Problem statement.
Write out the full listing again, exactly as it stands.

Data excerpts.
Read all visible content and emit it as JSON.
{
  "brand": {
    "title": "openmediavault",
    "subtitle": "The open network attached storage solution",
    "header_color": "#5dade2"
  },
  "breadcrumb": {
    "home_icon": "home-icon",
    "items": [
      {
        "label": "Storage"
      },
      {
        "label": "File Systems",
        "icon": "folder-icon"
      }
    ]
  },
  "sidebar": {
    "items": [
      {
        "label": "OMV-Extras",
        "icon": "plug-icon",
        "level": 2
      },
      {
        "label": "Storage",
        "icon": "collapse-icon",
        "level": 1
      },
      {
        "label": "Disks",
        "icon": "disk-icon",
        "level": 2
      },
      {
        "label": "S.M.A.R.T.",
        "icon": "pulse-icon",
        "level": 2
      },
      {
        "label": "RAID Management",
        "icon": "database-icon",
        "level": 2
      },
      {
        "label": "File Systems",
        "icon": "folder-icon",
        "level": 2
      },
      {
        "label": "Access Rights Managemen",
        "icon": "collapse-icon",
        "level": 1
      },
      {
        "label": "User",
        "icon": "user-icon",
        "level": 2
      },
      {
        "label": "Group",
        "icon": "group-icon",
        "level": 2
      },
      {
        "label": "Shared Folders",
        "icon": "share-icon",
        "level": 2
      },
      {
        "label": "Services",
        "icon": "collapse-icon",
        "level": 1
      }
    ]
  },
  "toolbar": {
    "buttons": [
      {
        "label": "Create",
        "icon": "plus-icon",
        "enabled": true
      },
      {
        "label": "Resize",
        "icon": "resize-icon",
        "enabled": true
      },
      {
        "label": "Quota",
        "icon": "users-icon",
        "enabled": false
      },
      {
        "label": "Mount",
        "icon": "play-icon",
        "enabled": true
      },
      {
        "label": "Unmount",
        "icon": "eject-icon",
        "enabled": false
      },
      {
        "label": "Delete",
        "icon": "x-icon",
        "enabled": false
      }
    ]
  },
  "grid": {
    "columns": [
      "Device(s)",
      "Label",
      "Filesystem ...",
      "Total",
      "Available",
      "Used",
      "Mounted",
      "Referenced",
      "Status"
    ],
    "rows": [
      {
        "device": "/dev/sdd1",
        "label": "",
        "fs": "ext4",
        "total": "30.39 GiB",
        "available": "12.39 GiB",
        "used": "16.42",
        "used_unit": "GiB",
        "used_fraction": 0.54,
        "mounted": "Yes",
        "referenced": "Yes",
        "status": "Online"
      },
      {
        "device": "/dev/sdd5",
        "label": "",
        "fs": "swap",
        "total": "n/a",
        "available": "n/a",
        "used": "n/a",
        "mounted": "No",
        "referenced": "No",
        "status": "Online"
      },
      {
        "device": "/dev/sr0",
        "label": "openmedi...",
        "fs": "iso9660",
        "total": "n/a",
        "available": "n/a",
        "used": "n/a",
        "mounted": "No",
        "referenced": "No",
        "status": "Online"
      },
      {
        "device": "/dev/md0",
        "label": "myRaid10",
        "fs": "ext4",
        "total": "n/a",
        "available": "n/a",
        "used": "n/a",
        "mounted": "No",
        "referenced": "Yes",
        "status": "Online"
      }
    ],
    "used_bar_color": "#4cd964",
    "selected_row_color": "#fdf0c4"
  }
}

Response to this task.
Read all visible content and emit it as JSON.
{
  "brand": {
    "title": "openmediavault",
    "subtitle": "The open network attached storage solution",
    "header_color": "#5dade2"
  },
  "breadcrumb": {
    "home_icon": "home-icon",
    "items": [
      {
        "label": "Storage"
      },
      {
        "label": "File Systems",
        "icon": "folder-icon"
      }
    ]
  },
  "sidebar": {
    "items": [
      {
        "label": "OMV-Extras",
        "icon": "plug-icon",
        "level": 2
      },
      {
        "label": "Storage",
        "icon": "collapse-icon",
        "level": 1
      },
      {
        "label": "Disks",
        "icon": "disk-icon",
        "level": 2
      },
      {
        "label": "S.M.A.R.T.",
        "icon": "pulse-icon",
        "level": 2
      },
      {
        "label": "RAID Management",
        "icon": "database-icon",
        "level": 2
      },
      {
        "label": "File Systems",
        "icon": "folder-icon",
        "level": 2
      },
      {
        "label": "Access Rights Managemen",
        "icon": "collapse-icon",
        "level": 1
      },
      {
        "label": "User",
        "icon": "user-icon",
        "level": 2
      },
      {
        "label": "Group",
        "icon": "group-icon",
        "level": 2
      },
      {
        "label": "Shared Folders",
        "icon": "share-icon",
        "level": 2
      },
      {
        "label": "Services",
        "icon": "collapse-icon",
        "level": 1
      }
    ]
  },
  "toolbar": {
    "buttons": [
      {
        "label": "Create",
        "icon": "plus-icon",
        "enabled": true
      },
      {
        "label": "Resize",
        "icon": "resize-icon",
        "enabled": true
      },
      {
        "label": "Quota",
        "icon": "users-icon",
        "enabled": false
      },
      {
        "label": "Mount",
        "icon": "play-icon",
        "enabled": true
      },
      {
        "label": "Unmount",
        "icon": "eject-icon",
        "enabled": false
      },
      {
        "label": "Delete",
        "icon": "x-icon",
        "enabled": false
      }
    ]
  },
  "grid": {
    "columns": [
      "Device(s)",
      "Label",
      "Filesystem ...",
      "Total",
      "Available",
      "Used",
      "Mounted",
      "Referenced",
      "Status"
    ],
    "rows": [
      {
        "device": "/dev/sdd1",
        "label": "",
        "fs": "ext4",
        "total": "30.39 GiB",
        "available": "12.39 GiB",
        "used": "16.42",
        "used_unit": "GiB",
        "used_fraction": 0.54,
        "mounted": "Yes",
        "referenced": "Yes",
        "status": "Online"
      },
      {
        "device": "/dev/sdd5",
        "label": "",
        "fs": "swap",
        "total": "n/a",
        "available": "n/a",
        "used": "n/a",
        "mounted": "No",
        "referenced": "No",
        "status": "Online"
      },
      {
        "device": "/dev/sr0",
        "label": "openmedi...",
        "fs": "iso9660",
        "total": "n/a",
        "available": "n/a",
        "used": "n/a",
        "mounted": "No",
        "referenced": "No",
        "status": "Online"
      },
      {
        "device": "/dev/md0",
        "label": "myRaid10",
        "fs": "ext4",
        "total": "n/a",
        "available": "n/a",
        "used": "n/a",
        "mounted": "No",
        "referenced": "Yes",
        "status": "Online"
      }
    ],
    "used_bar_color": "#4cd964",
    "selected_row_color": "#fdf0c4"
  }
}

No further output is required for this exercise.